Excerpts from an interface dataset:
-------------------------

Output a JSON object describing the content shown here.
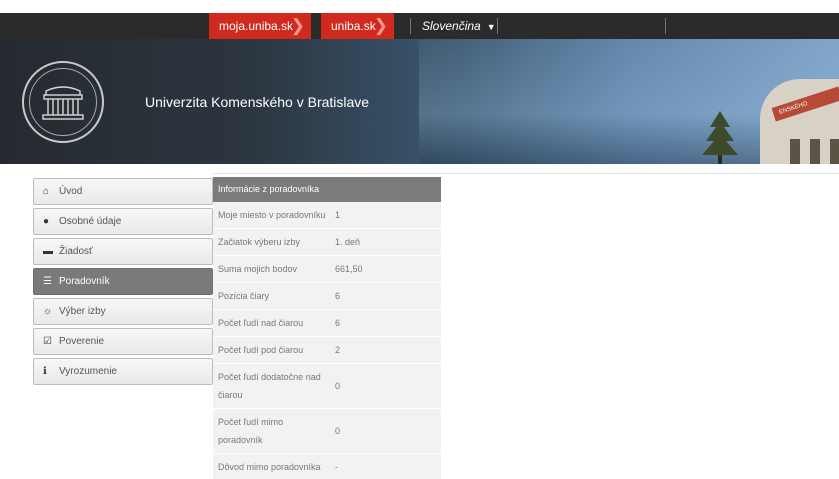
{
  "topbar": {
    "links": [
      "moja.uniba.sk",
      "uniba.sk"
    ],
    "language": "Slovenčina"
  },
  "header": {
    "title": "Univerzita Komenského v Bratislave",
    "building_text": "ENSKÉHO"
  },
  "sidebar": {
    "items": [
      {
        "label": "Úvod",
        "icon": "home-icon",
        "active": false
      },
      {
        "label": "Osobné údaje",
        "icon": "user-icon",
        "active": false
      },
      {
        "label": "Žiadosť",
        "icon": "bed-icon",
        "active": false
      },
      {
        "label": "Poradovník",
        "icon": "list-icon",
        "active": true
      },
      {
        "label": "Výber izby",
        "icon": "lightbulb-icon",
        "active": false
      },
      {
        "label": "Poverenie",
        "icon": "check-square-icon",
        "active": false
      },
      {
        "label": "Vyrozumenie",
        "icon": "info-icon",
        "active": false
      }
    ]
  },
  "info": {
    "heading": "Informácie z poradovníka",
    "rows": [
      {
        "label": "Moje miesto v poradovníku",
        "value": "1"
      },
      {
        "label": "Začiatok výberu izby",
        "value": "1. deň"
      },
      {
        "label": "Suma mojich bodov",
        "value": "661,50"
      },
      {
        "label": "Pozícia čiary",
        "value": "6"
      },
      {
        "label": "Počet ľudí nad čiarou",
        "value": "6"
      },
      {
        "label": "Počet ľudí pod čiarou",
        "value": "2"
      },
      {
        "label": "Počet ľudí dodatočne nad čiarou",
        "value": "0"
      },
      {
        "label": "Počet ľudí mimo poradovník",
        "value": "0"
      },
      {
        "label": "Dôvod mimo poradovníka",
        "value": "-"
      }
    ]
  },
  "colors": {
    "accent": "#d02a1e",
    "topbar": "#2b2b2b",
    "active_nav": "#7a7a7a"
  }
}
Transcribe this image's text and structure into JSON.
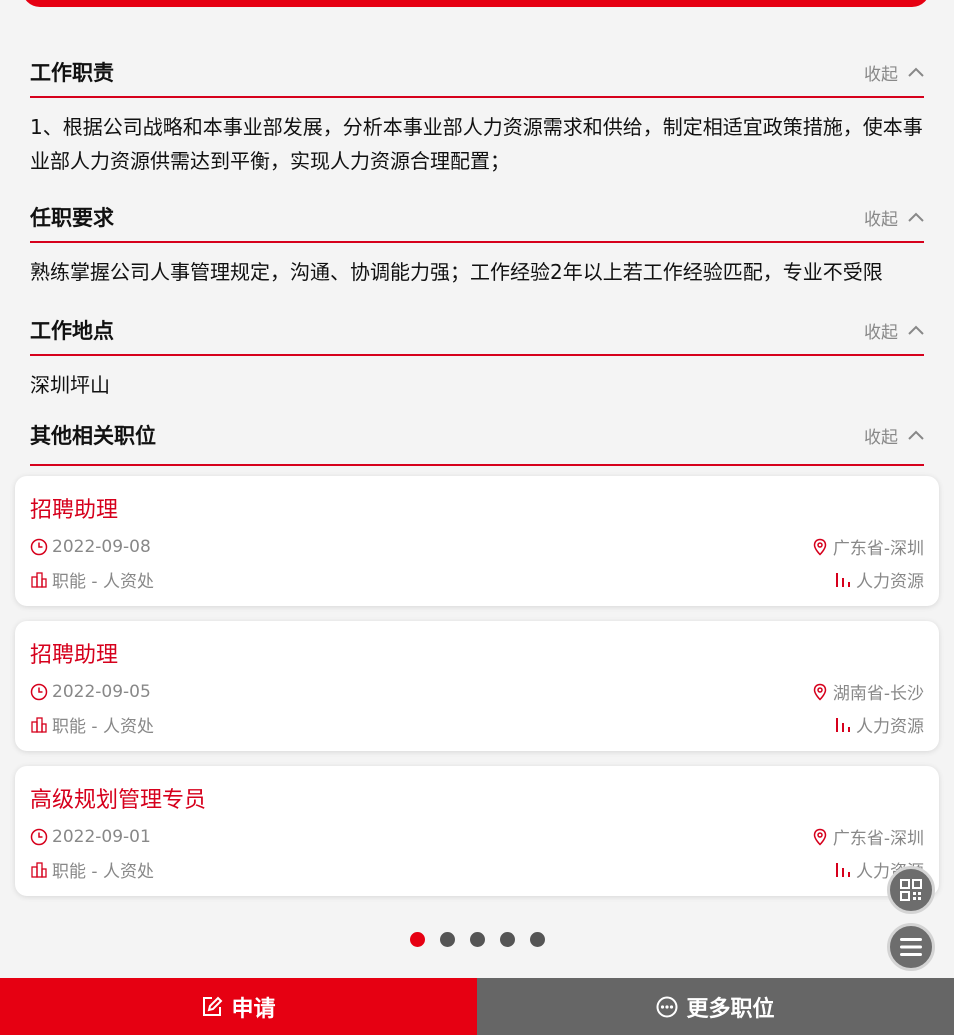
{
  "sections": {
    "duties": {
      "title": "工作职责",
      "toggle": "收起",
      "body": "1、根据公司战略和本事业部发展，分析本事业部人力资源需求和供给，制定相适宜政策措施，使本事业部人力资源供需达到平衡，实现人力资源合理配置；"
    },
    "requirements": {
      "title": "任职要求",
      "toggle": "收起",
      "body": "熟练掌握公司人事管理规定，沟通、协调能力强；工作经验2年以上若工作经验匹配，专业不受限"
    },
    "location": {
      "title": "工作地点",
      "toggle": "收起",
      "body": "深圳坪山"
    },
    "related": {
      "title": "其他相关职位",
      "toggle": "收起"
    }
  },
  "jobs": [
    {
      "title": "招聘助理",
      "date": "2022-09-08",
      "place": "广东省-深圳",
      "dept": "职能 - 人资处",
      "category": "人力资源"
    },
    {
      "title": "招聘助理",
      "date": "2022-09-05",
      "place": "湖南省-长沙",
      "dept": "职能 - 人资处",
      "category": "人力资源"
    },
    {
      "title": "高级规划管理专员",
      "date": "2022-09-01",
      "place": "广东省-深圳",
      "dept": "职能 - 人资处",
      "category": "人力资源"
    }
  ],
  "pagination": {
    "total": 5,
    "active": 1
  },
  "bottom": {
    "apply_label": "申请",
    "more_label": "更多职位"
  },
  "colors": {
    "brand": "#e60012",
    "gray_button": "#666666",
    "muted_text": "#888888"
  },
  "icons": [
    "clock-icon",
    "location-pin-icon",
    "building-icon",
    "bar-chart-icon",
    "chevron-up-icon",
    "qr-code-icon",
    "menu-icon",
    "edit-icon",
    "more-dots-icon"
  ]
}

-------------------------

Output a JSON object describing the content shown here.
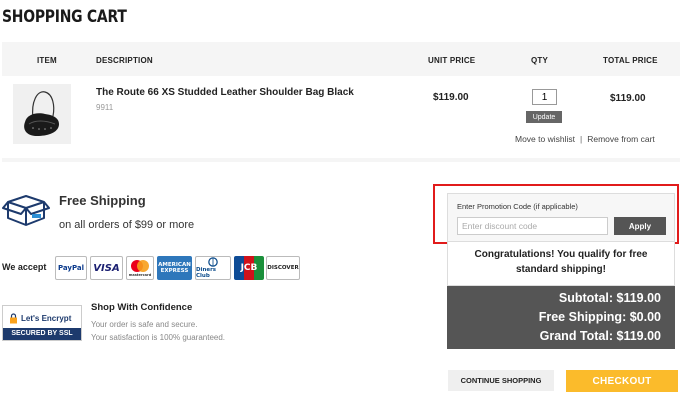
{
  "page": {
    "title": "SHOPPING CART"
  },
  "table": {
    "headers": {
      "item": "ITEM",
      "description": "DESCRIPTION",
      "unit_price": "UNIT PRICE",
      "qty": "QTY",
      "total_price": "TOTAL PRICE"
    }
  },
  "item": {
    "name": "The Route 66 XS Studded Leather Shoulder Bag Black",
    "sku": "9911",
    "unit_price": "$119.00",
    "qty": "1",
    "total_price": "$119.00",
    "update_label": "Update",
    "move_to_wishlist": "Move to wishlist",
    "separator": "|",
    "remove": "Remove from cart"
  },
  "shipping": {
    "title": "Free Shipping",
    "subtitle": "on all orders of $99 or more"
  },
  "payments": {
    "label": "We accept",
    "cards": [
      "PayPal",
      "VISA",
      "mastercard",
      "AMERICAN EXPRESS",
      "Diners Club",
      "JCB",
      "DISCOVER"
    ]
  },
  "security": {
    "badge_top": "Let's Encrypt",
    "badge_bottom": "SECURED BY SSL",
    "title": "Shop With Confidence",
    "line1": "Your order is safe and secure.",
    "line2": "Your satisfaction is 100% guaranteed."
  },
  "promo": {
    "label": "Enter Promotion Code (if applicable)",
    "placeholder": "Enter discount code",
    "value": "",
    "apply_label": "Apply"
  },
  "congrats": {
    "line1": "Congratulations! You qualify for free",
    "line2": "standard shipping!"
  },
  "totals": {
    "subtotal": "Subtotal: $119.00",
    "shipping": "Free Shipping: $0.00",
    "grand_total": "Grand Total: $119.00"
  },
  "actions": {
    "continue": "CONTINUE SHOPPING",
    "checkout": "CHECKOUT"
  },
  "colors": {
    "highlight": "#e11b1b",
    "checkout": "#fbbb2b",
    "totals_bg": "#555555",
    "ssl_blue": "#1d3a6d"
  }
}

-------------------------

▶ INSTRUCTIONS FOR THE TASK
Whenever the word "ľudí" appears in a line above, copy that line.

▶ ANSWER BOX
        "label": "Počet ľudí nad čiarou",
        "label": "Počet ľudí pod čiarou",
        "label": "Počet ľudí dodatočne nad čiarou",
        "label": "Počet ľudí mimo poradovník",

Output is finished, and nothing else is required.